4 Stakeholders and target markets
Greenley and Foxall (1998) emphasise that the marketing literature typically focuses on only two stakeholder groups (consumers and competitors), arguing that this should be extended to include other key stakeholders. Freeman (1984) highlights the interdependence of organisations and their stakeholders, i.e. ‘any group or individual who can affect or is affected by the achievement of the organisation's objectives’ (p. 46). This definition emphasises the wide range of individuals, groups and organisations who/which might have an interest in social marketing programmes.
Hastings (2007) makes a similar point when he discusses ‘moving upstream’. Discussion of social marketing typically focuses on the individual or groups of individuals whose behaviour change is the aim of the programme or activity. The social marketing network, however, involves a whole range of organisations, and others, for the social marketer to engage with as additional target markets. This is a particular issue when considering both the policy development and service delivery aspects of social marketing, for example, influencing governmental bodies to implement legislation regarding food labelling or smoking bans or GPs to offer consumer-friendly family planning services.
When developing a marketing strategy for potential/actual collaborators, the same social marketing principles and practices apply.
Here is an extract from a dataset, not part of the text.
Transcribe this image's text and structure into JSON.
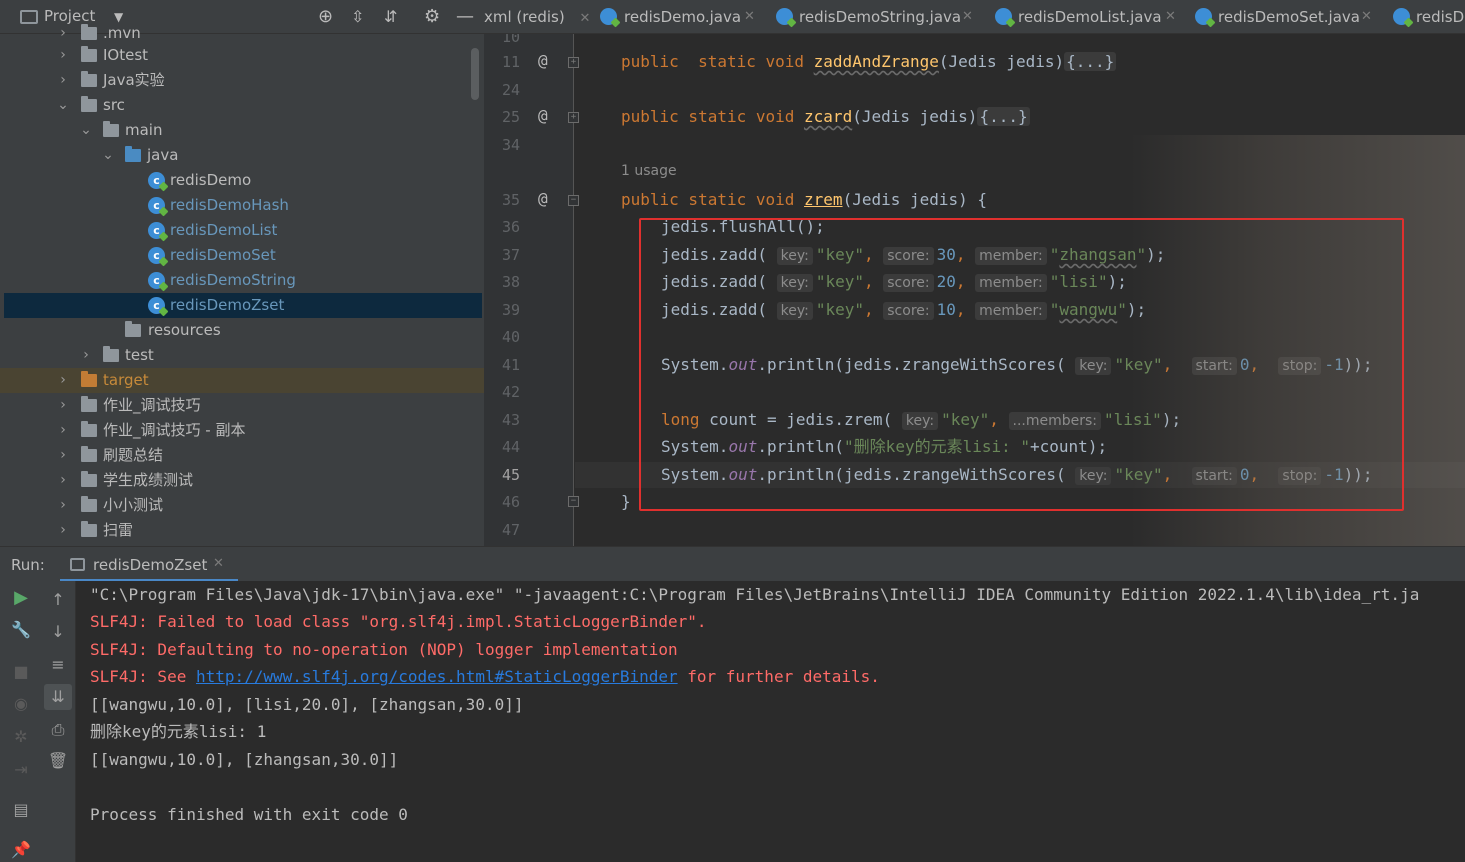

A fundamental question relates to the nature of the exchange, i.e. why should government introduce an environmental policy or a school agree to allocate resources to prevent bullying? To put it bluntly, ‘What's in it for them?’ or alternatively, how can we achieve goal congruence between the social marketer and these upstream organisations so that behavioural change can be achieved? Once we are clear as to the target market then strategies can be developed to persuade upstream audiences that a specific behavioural change will fulfil their own goals. Here a knowledge of organisational behaviour will aid in developing a marketing plan, for example, an appreciation of the complexity of the organisational decision-making process and the range of individuals involved; power relationships and political motivations. Relationship marketing strategies, which originally developed within an organisational marketing context, are more likely to predominate over the traditional marketing mix approach. Personal representation is a key element of the communication process. Understanding individuals, their organisational relationships and motivations is crucial to effective upstream social marketing.